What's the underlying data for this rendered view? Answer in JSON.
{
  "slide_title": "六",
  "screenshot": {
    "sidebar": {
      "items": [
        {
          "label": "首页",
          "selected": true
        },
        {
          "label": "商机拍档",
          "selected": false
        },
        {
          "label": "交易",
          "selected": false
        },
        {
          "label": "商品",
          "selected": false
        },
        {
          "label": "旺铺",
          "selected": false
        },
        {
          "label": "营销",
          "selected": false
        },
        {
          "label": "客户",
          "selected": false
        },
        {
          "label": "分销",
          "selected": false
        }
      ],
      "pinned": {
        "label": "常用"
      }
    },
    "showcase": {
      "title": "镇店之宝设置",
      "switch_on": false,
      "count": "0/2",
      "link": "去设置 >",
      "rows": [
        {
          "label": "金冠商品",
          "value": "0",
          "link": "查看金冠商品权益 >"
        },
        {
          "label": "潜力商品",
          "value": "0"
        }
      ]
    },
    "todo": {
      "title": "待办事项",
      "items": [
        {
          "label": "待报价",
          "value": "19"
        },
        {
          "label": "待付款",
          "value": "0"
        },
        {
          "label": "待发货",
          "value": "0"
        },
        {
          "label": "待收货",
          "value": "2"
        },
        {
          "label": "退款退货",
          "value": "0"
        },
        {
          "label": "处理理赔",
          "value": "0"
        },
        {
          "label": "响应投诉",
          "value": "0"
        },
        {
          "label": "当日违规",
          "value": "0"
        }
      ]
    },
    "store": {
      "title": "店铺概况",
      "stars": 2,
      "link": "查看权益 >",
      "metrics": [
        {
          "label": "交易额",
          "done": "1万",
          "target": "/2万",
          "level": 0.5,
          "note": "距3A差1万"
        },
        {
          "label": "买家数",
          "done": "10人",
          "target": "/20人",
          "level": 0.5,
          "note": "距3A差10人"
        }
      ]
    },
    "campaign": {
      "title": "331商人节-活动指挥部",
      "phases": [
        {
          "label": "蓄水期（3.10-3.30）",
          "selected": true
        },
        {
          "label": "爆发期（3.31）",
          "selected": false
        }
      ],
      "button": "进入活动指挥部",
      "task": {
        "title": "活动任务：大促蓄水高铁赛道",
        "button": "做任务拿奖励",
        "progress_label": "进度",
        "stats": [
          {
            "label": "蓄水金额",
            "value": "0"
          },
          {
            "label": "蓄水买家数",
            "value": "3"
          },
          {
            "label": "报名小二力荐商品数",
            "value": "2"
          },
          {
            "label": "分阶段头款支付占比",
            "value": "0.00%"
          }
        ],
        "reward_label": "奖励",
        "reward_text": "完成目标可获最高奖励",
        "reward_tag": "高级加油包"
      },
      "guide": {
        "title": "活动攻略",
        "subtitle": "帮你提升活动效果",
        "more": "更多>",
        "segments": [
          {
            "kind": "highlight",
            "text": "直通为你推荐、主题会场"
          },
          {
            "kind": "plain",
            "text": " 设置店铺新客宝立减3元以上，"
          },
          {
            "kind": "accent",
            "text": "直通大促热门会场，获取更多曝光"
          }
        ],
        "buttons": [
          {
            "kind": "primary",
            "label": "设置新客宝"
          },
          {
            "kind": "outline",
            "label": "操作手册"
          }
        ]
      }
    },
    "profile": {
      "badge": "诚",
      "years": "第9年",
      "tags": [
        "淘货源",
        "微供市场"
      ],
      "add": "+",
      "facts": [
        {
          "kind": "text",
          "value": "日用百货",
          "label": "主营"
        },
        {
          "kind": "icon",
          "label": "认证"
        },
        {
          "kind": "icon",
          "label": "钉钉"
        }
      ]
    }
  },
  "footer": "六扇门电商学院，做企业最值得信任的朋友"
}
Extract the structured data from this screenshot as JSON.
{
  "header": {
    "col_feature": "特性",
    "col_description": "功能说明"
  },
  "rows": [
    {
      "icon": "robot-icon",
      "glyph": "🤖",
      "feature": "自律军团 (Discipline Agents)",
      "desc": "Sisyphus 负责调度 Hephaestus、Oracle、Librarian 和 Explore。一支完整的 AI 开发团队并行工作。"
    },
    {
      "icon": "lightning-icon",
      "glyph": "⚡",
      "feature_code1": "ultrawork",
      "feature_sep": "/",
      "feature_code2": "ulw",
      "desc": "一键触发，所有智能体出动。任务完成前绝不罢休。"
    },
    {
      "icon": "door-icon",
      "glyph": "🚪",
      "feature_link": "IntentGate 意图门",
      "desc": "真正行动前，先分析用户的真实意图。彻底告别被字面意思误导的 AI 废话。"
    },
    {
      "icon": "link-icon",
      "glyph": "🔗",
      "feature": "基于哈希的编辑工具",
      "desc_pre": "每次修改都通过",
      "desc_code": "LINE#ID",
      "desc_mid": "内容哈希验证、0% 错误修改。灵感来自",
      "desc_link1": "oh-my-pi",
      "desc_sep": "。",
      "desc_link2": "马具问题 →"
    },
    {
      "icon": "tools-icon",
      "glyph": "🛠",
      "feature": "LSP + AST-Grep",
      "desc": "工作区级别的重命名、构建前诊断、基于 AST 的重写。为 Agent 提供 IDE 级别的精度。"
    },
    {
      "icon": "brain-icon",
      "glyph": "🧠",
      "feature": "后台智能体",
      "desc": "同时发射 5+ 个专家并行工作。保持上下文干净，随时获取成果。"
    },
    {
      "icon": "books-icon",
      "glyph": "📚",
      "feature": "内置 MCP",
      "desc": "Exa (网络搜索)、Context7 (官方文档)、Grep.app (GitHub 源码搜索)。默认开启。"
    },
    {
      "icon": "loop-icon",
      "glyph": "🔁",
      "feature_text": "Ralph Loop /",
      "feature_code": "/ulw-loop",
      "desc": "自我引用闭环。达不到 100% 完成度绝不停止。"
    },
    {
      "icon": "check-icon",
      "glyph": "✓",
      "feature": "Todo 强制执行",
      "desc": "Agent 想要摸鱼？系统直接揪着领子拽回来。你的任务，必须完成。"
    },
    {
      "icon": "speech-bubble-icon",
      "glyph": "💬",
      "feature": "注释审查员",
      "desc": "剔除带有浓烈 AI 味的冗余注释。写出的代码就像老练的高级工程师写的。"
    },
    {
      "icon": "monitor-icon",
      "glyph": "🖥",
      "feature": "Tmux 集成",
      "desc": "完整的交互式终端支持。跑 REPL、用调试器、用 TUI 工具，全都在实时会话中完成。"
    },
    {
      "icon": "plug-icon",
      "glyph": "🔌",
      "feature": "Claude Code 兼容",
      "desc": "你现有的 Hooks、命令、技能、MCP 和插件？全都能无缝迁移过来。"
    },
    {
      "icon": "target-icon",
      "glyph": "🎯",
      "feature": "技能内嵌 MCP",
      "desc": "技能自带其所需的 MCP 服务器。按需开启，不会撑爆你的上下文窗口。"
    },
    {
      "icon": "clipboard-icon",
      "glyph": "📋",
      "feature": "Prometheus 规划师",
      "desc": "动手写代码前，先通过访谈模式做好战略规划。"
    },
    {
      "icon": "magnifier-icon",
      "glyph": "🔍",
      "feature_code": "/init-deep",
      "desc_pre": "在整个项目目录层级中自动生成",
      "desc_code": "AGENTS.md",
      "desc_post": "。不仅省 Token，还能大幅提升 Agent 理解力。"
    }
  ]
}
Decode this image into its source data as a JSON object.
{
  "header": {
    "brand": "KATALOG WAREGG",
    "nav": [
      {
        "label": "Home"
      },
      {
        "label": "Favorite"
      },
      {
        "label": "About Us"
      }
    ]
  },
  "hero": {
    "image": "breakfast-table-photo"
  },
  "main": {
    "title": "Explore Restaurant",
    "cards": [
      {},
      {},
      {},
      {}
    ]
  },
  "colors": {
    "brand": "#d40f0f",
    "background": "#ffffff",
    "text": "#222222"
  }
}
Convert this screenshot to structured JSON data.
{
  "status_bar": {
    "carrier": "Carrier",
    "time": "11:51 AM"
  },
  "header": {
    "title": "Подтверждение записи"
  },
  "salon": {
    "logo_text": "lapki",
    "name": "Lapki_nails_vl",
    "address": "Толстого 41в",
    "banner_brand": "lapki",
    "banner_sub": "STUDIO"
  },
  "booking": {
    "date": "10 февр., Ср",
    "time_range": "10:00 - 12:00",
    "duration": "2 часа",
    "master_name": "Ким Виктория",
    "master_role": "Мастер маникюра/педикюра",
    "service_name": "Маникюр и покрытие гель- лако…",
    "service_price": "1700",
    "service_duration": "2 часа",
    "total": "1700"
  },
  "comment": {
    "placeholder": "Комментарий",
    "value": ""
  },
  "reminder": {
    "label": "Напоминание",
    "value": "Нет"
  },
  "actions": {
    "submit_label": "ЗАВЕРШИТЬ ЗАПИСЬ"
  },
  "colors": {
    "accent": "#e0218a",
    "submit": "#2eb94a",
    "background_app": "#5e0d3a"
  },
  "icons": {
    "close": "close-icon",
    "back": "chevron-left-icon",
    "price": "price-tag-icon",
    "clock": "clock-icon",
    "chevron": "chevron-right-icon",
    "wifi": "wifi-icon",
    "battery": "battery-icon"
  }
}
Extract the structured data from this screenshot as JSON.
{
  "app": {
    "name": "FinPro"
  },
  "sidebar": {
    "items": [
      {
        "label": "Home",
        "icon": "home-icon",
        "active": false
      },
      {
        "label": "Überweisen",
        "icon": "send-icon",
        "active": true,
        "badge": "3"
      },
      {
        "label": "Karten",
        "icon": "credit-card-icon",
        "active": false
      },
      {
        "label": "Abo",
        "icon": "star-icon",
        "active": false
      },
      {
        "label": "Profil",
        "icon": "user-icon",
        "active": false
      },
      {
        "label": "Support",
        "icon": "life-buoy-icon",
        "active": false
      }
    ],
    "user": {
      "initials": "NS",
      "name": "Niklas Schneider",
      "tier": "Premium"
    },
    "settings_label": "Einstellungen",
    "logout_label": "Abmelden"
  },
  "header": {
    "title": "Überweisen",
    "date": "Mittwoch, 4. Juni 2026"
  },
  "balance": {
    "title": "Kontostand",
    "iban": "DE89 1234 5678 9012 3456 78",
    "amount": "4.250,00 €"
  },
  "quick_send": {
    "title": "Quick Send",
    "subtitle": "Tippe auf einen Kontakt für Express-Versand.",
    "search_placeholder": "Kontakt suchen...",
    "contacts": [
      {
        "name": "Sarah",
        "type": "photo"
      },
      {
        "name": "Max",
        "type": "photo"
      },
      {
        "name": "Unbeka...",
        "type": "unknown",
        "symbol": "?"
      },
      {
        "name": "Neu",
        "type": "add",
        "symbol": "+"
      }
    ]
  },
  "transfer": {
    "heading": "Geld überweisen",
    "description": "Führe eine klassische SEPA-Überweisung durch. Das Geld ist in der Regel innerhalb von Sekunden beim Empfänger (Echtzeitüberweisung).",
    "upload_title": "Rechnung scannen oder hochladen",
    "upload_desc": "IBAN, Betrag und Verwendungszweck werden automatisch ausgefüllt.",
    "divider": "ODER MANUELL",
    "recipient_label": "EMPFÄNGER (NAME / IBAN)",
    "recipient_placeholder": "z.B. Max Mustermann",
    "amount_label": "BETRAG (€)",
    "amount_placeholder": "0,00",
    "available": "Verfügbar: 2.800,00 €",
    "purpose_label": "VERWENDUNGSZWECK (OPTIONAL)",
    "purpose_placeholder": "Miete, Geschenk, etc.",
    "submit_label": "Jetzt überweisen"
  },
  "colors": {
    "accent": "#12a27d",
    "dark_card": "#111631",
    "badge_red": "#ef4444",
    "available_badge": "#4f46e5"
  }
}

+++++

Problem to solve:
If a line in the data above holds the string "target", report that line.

Output:
          "target": "/2万",
          "target": "/20人",
      "icon": "target-icon",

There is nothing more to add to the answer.